Energy transmission on the blockchain conceptualised
Researchers from Lawrence Livermore National Laboratory (LLNL) have devised a physics-based cryptocurrency that links electricity and blockchain technologies.
The new blockchain concept, dubbed the electricity-backed stablecoin (E-Stablecoin), could in the future, the researchers believe, allow electricity to be transmitted between users who are spread around the world through the communication of information and without the need for interconnecting wires or a grid-based transmission system.
The basis for the concept drawing on recent advancements in thermodynamics and digitalisation is two-fold. On the one hand is the blockchain-based ‘stablecoin’, which is a cryptocurrency with a stable price relative to an external currency or asset.
On the other is the thought experiment from the father of modern physics, James Clerk Maxwell from 1867 dubbed ‘Maxwell’s demon’, a hypothetical being or device capable of detecting and reacting to the motions of individual molecules.
The researchers define the E-Stablecoin token price as hard pegged to the price of 1kWh of electricity. Thus an E-Stablecoin token requires the input of 1kWh of electricity (with fees) to mint or can be redeemed to extract back 1kWh of electricity (with fees).
Without going into the theoretical details of the concept, which are outlined in the journal Cryptoeconomic Systems, in essence it involves the transfer of energy in the form of information or specifically ‘waste data’ from one party to another for deletion.
This waste data is comprised of information recorded as a side product of the demon’s action utilising reversible computing and a Szilard engine, which converts the information to work or energy.
An example protocol has Alice connecting a Szilard engine to a large thermal mass at a single temperature, e.g. the earth. Using reversible computing, she extracts heat from the thermal mass and converts it into electricity, in the process also producing ‘waste data’ which must be stored locally.

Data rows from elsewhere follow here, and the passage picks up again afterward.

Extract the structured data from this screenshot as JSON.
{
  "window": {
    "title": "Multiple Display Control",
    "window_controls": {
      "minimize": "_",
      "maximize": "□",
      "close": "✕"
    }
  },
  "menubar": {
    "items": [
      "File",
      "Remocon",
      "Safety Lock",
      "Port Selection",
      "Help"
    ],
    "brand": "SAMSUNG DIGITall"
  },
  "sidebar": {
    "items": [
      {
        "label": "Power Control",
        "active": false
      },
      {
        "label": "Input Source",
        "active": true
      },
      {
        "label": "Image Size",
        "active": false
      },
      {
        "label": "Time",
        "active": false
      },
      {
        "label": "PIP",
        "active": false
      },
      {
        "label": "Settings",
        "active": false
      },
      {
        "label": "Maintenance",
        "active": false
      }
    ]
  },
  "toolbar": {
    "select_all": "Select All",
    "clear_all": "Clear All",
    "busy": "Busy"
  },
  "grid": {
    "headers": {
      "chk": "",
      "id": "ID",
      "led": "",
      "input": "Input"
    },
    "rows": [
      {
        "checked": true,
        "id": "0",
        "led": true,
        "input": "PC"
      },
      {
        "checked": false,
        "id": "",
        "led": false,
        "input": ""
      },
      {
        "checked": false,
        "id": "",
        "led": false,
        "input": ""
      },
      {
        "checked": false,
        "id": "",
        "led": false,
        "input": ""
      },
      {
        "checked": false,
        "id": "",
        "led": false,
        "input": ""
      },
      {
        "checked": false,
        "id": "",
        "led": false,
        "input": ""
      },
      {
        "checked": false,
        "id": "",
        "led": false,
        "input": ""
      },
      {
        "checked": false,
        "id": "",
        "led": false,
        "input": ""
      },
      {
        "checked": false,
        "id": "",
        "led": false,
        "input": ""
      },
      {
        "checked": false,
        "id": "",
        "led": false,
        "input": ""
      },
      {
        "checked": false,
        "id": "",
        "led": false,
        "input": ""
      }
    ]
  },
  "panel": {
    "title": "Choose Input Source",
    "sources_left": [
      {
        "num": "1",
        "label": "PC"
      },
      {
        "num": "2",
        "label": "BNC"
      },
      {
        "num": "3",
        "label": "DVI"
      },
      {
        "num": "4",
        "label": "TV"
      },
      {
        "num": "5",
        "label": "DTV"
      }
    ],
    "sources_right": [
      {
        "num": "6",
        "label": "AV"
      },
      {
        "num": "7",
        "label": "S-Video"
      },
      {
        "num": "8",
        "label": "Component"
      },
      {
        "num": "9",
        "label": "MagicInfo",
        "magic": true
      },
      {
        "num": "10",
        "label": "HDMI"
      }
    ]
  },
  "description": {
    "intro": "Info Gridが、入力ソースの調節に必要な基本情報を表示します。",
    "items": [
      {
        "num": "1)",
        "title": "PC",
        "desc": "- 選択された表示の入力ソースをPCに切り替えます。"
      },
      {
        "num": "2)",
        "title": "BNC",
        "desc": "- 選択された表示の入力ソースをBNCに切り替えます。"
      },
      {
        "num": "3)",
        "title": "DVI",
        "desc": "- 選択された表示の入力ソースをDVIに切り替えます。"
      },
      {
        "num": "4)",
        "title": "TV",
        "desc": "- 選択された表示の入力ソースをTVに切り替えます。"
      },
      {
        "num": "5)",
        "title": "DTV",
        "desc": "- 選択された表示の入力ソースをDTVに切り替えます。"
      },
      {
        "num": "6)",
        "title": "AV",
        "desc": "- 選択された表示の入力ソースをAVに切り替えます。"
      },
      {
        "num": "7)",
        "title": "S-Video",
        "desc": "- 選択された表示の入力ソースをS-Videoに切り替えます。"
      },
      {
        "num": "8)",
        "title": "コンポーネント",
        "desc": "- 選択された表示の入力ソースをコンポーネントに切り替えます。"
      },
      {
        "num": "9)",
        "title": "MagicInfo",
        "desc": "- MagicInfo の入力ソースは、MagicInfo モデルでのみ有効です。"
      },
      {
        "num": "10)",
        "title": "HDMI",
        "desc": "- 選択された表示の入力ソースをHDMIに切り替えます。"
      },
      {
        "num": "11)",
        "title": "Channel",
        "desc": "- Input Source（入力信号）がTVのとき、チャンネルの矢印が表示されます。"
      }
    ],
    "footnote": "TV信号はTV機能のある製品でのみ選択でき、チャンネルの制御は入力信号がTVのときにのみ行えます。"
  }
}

Once her local storage drive is full of ‘waste data’, she must clear it to continue extracting energy, which she can do by outsourcing the process to Bob at another location. Bob then expends free energy at his location to erase Alice’s ‘waste data’, locally putting into the system the same amount of electricity extracted by Alice at her locality and effectively a transfer of free energy from Bob to Alice.
“The work solves critical digital asset stability problems and is the first cryptocurrency token design that is both collateralised by a physical asset and fully decentralised because it is secured by the laws of statistical mechanics,” according to a statement from LLNL.
Referencing the “explosive growth” in Bitcoin and other cryptocurrencies, the statement adds that this new cryptocurrency concept is a step toward implementing responsible digital assets that move beyond just the digital world and are instead tied to the physical world in more tangible ways.
In their conclusions, the researchers comment that at present, engineering and technology challenges impede the implementation of an E-Stablecoin network.
Present challenges include developing efficient Szilard engines, reversible computers and improved data storage capacity. Nonetheless, each of these challenges is also an area of active research for independent applications.
Potential future uses of E-Stablecoin imagined include distributing electricity to remote locations that are not connected by an electrical grid or transmitting intermittent renewable energy to places where it is needed to stabilise the grid.